  • Go with William; he has a little genius.- His mother answers him. Surely the teacher will have punished him, right? Because he has not done well, by breaking Jeffery’s drawing.

It does not matter if the answer we offer at this time is in this way or another. Any answer we give will be closing an opportunity to knowledge; mutual, because we will be marking our answer without knowing what is yours, and our own because we will be missing the chance to help you create your response.

Instead, an open question can help you discover and discover your opinion about it.Notice that for there to be an answer; there must first be a question.

  • And what do you think of how William has acted?
  • Well, it seems super reasonable, because I also take the paintings without asking me and the other day I broke two. When I told him, he laughed at me and left. I would also like to have split his drawing.
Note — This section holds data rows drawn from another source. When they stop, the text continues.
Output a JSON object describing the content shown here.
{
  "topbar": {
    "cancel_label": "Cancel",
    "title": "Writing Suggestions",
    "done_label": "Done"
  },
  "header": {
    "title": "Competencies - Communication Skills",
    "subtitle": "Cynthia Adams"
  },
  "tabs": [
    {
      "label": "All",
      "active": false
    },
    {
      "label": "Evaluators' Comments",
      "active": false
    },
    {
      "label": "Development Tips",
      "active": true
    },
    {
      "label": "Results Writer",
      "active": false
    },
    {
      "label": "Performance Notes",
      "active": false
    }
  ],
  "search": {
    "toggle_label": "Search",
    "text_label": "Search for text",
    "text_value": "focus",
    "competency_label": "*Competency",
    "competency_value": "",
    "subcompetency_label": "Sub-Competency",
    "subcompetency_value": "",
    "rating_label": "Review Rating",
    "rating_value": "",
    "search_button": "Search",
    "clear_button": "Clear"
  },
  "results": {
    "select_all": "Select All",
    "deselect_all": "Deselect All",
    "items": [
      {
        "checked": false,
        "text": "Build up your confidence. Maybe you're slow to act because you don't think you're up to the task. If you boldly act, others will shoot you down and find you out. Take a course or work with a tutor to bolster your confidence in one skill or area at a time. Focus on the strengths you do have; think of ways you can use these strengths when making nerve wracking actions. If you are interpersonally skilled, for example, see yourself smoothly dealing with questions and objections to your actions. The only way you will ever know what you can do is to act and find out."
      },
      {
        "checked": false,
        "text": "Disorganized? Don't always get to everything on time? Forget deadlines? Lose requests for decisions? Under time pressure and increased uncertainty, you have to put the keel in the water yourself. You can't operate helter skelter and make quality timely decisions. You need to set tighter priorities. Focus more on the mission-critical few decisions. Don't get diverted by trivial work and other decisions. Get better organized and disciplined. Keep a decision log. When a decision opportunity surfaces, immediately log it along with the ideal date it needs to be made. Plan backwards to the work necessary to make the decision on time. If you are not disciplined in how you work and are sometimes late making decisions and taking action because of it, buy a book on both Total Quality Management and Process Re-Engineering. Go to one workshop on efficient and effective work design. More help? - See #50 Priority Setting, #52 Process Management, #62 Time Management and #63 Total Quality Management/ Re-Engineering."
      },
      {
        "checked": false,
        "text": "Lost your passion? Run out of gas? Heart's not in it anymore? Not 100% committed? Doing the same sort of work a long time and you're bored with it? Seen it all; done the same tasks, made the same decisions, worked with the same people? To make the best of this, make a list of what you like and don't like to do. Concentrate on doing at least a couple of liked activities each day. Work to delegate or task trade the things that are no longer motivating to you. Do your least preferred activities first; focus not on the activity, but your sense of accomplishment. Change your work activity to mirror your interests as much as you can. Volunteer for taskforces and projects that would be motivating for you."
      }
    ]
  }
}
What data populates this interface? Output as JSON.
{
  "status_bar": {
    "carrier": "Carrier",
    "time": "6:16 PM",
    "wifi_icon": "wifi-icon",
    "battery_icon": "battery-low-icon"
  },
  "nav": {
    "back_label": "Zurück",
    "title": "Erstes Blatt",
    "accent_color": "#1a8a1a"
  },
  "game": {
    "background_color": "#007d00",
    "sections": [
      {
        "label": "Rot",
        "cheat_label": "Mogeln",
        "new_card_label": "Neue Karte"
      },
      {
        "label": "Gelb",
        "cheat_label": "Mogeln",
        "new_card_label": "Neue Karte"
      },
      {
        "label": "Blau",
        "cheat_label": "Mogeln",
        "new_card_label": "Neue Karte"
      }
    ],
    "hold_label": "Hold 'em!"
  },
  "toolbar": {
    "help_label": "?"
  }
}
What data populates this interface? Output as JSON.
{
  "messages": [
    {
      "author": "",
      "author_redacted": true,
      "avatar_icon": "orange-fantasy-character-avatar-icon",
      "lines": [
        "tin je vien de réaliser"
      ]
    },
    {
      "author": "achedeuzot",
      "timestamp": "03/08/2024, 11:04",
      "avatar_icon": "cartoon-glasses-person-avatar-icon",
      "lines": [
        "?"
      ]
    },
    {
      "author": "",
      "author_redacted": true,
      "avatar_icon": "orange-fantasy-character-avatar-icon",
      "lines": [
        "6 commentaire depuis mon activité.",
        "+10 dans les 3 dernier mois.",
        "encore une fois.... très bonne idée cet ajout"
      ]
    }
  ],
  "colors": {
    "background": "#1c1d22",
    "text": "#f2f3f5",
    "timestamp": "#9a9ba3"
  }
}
As you see in the example, if we only give our opinion, there is an essential part of the information that we are missing. Also, we run the risk of sending an erroneous message to the child, which generates confusion about his feelings or thoughts: “If my mother tells me that it is wrong and I have done the same, something in me should be wrong.”

As a consequence of this fact being repeated, the child may decide that it is better to avoid giving their answers since they often do not coincide with the adults’, and therefore they end up believing that they are wrong (because this is the case). We make him think, of course).

And, at this point, what can we do?

Well, something so simple and complicated at the same time as not to comment. Learn to ask to help them find themselves a solution that is useful to them. This is a complicated dynamic to achieve because we are more accustomed to seeing solutions to the conflicts of others than to listen to them actively and empathically.

And to achieve it, something we can put into practice is to be attentive to our conversations and when we surprise ourselves by giving an opinion or a solution, try to change it by an open question. It is hard but not impossible. As you have seen in the example, even when we have already given our opinion, we can ask about the view of the other, it is not ideal, but in the way of learning it is also valid.

And how do we ask?

As far as possible it is convenient to avoid closed questions, which are those that can be answered with a yes or a no. Instead of asking, have you had a good time at school? We can ask, how did you do at school?

Other types of questions can be: Those that refer to their opinions and feelings: What do you think …? How does it make you feel? What do you think about…?

Circular questions, which encourage reflection: How do you think you will feel …? How would you like to be treated if you were in their place? What do you think you would need/ think/feel if …? Questions focused on finding the solution: What do you think could be a solution to …? How can we do it?

The latter is important in conflicts and adults rarely rely on the answers that children and adolescents can give us. And we make a big mistake because my experience is that when you listen to them and attend to their needs, they are usually very sensible and can generate alternative solutions that are much more creative than ours.

I have tried with my teenage son, and there is no way. His only answer is: “you’re back again, I do not know, and you’re scratching me.” This does not work.

Clear. A person who has not developed the ability to find their answers will not know how to generate them suddenly when one day their m / father decides that they will stop instructing them with theirs.

PATIENCE and TIME. Let’s start little by little. By asking a question and giving the time you need to answer, what can become days if you can find your answer. Sometimes they do not even try because their life experience has taught them that it is useless because then, it is not taken into account.

They need time to verify that this dynamic is changing and time to look inside and find their opinion, their desire, their solution. Sometimes it requires learning new words and others, reconnecting with themselves. And that takes a while. Approximately the same as we will need to break with the dynamics of previous years.